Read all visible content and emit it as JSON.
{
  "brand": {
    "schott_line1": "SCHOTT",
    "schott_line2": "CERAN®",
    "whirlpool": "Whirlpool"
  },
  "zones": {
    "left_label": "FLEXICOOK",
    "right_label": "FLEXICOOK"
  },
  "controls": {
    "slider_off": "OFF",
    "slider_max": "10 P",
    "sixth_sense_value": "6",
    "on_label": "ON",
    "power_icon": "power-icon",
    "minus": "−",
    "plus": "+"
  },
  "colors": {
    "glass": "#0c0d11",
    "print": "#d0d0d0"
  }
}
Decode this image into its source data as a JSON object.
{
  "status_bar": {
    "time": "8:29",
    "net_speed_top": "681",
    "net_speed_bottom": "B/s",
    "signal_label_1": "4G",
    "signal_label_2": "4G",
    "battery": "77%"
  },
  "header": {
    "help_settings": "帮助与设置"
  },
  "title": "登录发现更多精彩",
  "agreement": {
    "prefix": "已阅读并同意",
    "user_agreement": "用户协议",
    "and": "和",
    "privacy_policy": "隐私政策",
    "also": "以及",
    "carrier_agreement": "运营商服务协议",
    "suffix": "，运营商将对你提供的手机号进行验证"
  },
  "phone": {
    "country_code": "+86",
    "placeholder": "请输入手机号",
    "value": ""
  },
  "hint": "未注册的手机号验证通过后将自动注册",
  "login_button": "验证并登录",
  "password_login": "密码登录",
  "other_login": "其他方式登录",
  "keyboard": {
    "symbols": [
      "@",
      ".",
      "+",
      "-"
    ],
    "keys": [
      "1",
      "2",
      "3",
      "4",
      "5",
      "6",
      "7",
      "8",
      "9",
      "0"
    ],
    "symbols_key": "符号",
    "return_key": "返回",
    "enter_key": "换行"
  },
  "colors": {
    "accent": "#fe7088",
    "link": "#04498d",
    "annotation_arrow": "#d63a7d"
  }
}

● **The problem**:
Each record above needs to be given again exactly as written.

● **Problem solution**:
Read all visible content and emit it as JSON.
{
  "brand": {
    "schott_line1": "SCHOTT",
    "schott_line2": "CERAN®",
    "whirlpool": "Whirlpool"
  },
  "zones": {
    "left_label": "FLEXICOOK",
    "right_label": "FLEXICOOK"
  },
  "controls": {
    "slider_off": "OFF",
    "slider_max": "10 P",
    "sixth_sense_value": "6",
    "on_label": "ON",
    "power_icon": "power-icon",
    "minus": "−",
    "plus": "+"
  },
  "colors": {
    "glass": "#0c0d11",
    "print": "#d0d0d0"
  }
}
Decode this image into its source data as a JSON object.
{
  "status_bar": {
    "time": "8:29",
    "net_speed_top": "681",
    "net_speed_bottom": "B/s",
    "signal_label_1": "4G",
    "signal_label_2": "4G",
    "battery": "77%"
  },
  "header": {
    "help_settings": "帮助与设置"
  },
  "title": "登录发现更多精彩",
  "agreement": {
    "prefix": "已阅读并同意",
    "user_agreement": "用户协议",
    "and": "和",
    "privacy_policy": "隐私政策",
    "also": "以及",
    "carrier_agreement": "运营商服务协议",
    "suffix": "，运营商将对你提供的手机号进行验证"
  },
  "phone": {
    "country_code": "+86",
    "placeholder": "请输入手机号",
    "value": ""
  },
  "hint": "未注册的手机号验证通过后将自动注册",
  "login_button": "验证并登录",
  "password_login": "密码登录",
  "other_login": "其他方式登录",
  "keyboard": {
    "symbols": [
      "@",
      ".",
      "+",
      "-"
    ],
    "keys": [
      "1",
      "2",
      "3",
      "4",
      "5",
      "6",
      "7",
      "8",
      "9",
      "0"
    ],
    "symbols_key": "符号",
    "return_key": "返回",
    "enter_key": "换行"
  },
  "colors": {
    "accent": "#fe7088",
    "link": "#04498d",
    "annotation_arrow": "#d63a7d"
  }
}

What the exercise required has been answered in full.